1. He measured. That's the most important thing of all. If you don't measure, you don't know whether the code you want to make faster is actually worth spending your time on, and you don't know whether the time you spent to make it faster is actually making it faster, so it's just a waste of time. So A says "I write the code this way because it runs faster". B says "I checked, it doesn't".
2. He looked at the assembler code. _If_ you go down to that level, then writing unreadable code in the hope that it runs faster, without actually checking, is again just a waste of time. He looked at the code, and there was no benefit from writing a loop that was harder to understand. Actually, that loop performed two branches, which are most likely to hurt performance.
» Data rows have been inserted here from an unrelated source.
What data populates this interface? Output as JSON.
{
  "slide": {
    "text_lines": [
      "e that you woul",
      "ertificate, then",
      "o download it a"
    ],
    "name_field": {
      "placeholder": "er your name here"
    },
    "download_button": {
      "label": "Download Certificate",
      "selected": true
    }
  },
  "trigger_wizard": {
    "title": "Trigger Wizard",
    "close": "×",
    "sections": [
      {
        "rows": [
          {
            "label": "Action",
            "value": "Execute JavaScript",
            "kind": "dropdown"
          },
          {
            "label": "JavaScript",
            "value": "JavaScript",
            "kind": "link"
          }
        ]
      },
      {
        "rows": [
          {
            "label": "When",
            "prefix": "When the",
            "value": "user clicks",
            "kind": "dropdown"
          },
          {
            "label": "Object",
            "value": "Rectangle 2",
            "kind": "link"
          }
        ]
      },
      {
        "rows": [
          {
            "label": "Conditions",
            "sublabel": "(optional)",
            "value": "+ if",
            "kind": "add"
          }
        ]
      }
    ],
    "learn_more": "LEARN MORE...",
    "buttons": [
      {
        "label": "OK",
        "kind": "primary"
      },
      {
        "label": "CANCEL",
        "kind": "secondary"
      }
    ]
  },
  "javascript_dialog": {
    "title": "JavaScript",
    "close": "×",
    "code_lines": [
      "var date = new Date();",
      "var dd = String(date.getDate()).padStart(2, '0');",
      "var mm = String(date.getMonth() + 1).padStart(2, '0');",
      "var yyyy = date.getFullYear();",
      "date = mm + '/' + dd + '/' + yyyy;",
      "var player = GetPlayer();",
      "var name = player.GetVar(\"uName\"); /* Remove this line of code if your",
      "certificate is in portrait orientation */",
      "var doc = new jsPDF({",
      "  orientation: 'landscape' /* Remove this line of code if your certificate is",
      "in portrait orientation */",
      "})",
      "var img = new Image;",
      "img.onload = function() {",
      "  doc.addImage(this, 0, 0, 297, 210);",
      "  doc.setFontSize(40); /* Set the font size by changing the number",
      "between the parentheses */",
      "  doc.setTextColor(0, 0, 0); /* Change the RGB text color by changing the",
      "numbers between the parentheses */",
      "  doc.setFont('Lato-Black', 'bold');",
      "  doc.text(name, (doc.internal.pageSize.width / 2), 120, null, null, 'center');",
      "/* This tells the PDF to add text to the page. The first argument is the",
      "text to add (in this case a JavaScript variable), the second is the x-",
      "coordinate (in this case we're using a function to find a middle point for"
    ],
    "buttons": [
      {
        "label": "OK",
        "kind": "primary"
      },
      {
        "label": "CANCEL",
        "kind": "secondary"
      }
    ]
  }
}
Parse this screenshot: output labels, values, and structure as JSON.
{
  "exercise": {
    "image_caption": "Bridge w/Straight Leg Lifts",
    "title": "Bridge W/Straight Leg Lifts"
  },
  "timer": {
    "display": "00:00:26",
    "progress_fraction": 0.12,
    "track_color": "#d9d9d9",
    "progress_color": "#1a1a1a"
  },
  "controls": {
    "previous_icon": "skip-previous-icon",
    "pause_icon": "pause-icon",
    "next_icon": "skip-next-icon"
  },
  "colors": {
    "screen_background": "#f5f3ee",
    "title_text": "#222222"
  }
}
So A says "I write the code this way because the assembler code is better". B says "I checked, it isn't".
Micro-optimisations on that level rarely ever pay. Here's what might pay: Use vectors.
typedef unsigned char vec_uint8 __attribute__((__vector_size__(16)));
typedef int vec_int32 __attribute__((__vector_size__(16)));
typedef float vec_float __attribute__((__vector_size__(16)));
This declares types that are vectors of 16 bytes, 4 ints, or 4 floats. Both MacOS X and iOS compilers fully support these types, so you can do up to 16 operations in a single instruction. That can give you a huge factor in speed.
Use multiple threads with GCD. No problem running 8 threads on a 15" MBP, or two threads on an iPhone. 2 to 8 times less time without problems.
Make sure that you know about your caches. When you have lots of data, do all the work on a subset that fits into cache, then another subset that fits into cache, and so on. This can make a _huge_ difference.
All these things operate on a much higher level, and that's where the money is.